Anne M. Bakken.
High-dose chemotherapy followed by autologous peripheral blood progenitor cell (PBPC) transplantation is used in the treatment of chemosensitive malignancies. Cryopreservation of PBPC in 10% dimethyl sulfoxide (DMSO) has been the standard procedure in most institutions. Infusion of PBPC cryopreserved with DMSO can be associated with toxic reactions such as vomiting, cardiac dysfunction, anaphylaxia and acute renal failure. The grade of toxicity experienced by patients is related to the amount of DMSO present in the PBPC. Cryopreservation with lower DMSO concentrations would be expected to reduce the toxicity. In recent studies done with PBPC cells cryopreserved with 5%, 4% and 2% DMSO, using 10% DMSO as a reference control, CD34+ cells were investigated for preservation of viability, apoptosis, and necrosis. Also preservation of mature colony-forming (CFU) cells, specifically mature myeloid, erythroid progenitors, CFU-megakaryocytes and long-term culture-initiating cells (LTC-ICs) were investigated, using 5% and 10% DMSO as cryoprotectant. All samples were frozen in a rate-controlled programmed freezer and stored in the vapor phase of liquid nitrogen until used. Conclusion: 5% DMSO is the optimal concentration for cryopreserving human PBPC in vitro. Consequently, some hospitals have started using 5% DMSO as cryoprotectant for the autologous PBPC as a standard procedure.

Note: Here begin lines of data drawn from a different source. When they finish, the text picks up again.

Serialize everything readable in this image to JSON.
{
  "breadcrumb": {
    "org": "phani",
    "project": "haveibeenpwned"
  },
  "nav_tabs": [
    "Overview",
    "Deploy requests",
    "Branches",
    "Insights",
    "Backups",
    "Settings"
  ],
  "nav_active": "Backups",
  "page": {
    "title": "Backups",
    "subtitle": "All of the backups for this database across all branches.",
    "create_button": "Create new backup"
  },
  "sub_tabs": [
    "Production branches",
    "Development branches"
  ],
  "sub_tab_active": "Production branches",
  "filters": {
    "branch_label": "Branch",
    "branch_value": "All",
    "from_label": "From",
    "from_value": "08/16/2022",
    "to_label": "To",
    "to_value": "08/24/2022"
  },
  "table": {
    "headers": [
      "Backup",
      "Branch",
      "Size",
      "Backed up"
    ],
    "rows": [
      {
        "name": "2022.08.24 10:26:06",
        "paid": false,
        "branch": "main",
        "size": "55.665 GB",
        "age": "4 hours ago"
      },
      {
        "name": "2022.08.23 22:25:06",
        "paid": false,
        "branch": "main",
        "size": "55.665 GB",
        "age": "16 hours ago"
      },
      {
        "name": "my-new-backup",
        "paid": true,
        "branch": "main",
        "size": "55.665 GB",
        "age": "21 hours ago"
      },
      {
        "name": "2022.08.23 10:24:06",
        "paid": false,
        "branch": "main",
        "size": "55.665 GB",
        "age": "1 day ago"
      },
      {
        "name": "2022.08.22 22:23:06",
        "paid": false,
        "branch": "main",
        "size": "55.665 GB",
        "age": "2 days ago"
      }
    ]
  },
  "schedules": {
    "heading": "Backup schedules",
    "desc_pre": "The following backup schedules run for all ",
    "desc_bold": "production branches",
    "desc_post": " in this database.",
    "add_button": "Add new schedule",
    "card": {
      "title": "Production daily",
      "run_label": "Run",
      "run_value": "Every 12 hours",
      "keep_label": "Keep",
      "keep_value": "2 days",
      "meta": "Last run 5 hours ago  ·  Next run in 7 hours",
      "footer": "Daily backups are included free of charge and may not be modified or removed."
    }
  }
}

Keywords: Cryopreservation, DMSO, progenitor cells, CD34+cells, viability, CFUs
Rights & PermissionsPrintExport